My first concert of this year’s Edinburgh Festival was at the Usher Hall, where the RSNO gave a program of American music under veteran American conductor Gunther Schuller. The first item was Aaron Copland’s wartime piece, Lincoln Portrait. I was not familiar with this work but it was characteristic Copland, with quiet, melancholy passages reminiscent of Appalachian Spring contrasted with louder brassy sections. The RSNO’s principals had plenty of chance to shine with brief solos, particularly clarinet (John Cushing), flute (Katherine Bryan) and trumpet (John Gracie). Clarke Peters performed the speaking rôle superbly. He remained seated throughout and his amplified voice filled the auditorium without overwhelming the orchestra.

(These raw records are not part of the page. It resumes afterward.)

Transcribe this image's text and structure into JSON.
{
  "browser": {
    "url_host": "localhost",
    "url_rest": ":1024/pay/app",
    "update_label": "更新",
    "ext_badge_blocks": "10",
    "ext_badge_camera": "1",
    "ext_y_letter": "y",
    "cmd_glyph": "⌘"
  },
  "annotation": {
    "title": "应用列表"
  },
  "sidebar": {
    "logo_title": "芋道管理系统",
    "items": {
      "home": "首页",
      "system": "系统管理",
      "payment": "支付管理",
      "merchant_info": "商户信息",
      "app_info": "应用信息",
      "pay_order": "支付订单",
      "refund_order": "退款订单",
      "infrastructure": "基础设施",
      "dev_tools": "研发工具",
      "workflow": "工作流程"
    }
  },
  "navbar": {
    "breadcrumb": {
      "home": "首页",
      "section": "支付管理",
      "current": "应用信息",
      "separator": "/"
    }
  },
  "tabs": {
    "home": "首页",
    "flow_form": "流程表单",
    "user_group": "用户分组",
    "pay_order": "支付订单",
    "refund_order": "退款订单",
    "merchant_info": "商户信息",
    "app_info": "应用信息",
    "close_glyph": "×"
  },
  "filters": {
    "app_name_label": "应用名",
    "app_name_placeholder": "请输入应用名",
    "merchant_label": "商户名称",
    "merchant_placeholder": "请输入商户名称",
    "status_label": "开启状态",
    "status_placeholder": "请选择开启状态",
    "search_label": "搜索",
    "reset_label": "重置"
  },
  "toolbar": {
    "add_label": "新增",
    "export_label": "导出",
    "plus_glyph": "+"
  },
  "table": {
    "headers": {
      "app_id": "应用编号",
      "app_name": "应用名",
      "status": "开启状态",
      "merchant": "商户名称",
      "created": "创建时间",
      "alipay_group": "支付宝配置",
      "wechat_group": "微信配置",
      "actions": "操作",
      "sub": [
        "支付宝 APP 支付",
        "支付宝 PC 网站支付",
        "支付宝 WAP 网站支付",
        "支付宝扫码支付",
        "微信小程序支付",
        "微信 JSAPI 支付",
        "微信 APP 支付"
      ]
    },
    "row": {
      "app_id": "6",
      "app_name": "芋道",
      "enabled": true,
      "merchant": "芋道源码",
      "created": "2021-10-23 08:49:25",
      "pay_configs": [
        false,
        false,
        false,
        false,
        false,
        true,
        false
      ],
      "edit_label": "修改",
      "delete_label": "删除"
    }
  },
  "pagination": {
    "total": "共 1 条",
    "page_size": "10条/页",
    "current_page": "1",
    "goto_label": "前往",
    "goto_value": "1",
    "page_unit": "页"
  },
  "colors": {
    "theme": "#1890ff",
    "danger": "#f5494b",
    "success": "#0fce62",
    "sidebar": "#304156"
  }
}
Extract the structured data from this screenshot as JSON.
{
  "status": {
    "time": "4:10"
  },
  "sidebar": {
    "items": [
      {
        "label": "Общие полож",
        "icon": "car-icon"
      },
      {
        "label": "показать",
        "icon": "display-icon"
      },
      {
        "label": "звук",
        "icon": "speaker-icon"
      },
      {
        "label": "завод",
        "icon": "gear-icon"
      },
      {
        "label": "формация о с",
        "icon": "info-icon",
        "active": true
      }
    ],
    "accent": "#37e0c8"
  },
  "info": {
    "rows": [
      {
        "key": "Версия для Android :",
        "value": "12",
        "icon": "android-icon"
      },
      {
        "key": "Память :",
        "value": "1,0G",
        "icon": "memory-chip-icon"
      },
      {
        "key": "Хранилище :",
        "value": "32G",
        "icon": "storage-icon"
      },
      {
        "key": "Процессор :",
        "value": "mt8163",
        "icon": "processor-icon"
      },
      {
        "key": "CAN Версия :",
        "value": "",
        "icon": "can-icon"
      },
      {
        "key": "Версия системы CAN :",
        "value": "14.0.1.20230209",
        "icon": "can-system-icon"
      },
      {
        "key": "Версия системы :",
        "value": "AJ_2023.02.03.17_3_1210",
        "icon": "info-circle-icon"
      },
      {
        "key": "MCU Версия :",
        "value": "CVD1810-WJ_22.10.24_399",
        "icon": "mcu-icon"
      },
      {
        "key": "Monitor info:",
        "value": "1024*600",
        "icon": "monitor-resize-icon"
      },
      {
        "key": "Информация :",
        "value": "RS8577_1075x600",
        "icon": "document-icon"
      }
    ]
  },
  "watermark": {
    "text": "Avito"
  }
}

In pieces such as this it is often hard to achieve the right balance between speaker and orchestra, and combined credit must go to Copland, Schuller and Peters, as well as the in-house sound engineers for achieving this perfectly. Peters’ delivery was quiet and not overdramatised; as Copland said, ‘The words are sufficiently dramatic in themselves’, and Peters brought this out without drawing attention to himself. The second piece was George Gershwin’s Rhapsody in Blue, which is very well known in its arrangement for symphony orchestra but was performed in its original jazz band version. The reduced, and slightly unusual, forces of the RSNO included saxophones (soprano, alto, tenor and baritone) and a banjo. Special mention must go to principal tuba John Whitener who took up the double bass as well, as would have been done in Paul Whiteman’s original band. Although only 28 musicians were in the orchestra, it was hard not to imagine a much larger force was on stage given the size of the sound that filled the hall. My one criticism would be that the banjo and bass were hard to hear above the rest of the orchestra and both would have benefited from being doubled. The real star of the show, however, was Steven Osborne, who proved that he is one of the growing number of classical pianists who are equally at home in the jazz idiom. Left-Hand leaps were performed crisply and with staggering virtuosity while melodic lines sung and danced beautifully. The performance was rapturously received by the audience and I wonder why this version is not performed more often, as it has a primal, edgy quality which is lacking in the ‘cleaned up’ symphonic version.
The second half could not have been a more different affair: Charles Ives’ Symphony Nº 4 is a vast sprawling canvas of eerily microtonal harmonies and complex rhythms. I had never heard the symphony before, but having stumbled across a copy of the score in a library a few years ago, I was aware of its terrifying complexity. In the second movement. Gunther Schuller was ably assisted in the conducting duties by the leader of the orchestra, William Chandler. Schuller was successful in bringing out the structure of the piece, from the gentle opening – featuring a somewhat reduced chamber version of the RSNO chorus – building up to the climactic second movement. His control wasn’t relaxed as the orchestra approached the calm conclusion of the piece, again with chorus. The large percussion section took centre stage at several points, notably the start of the finale, beginning with five of them alone beating out a rhythmical pattern which continued as the whole orchestra grew to a fearful climax reminiscent of the second movement, before suddenly coming to a halt, ushering in a quiet coda-like passage. The final note was a single pianissimo beat from a bass drum – probably the quietest thing I have heard in a concert hall, yet perfectly audible in the stunning acoustic. Although less than thirty minutes long the symphony has all the dram a, tension and depth of a Mahler or Bruckner symphony three times its length. Given its complexity of the piece and the size of the orchestra involved we do not hear it often, but it was refreshing to see the RSNO tackling it with verve and bringing off a performance that testifies to the strong state of classical music in Scotland.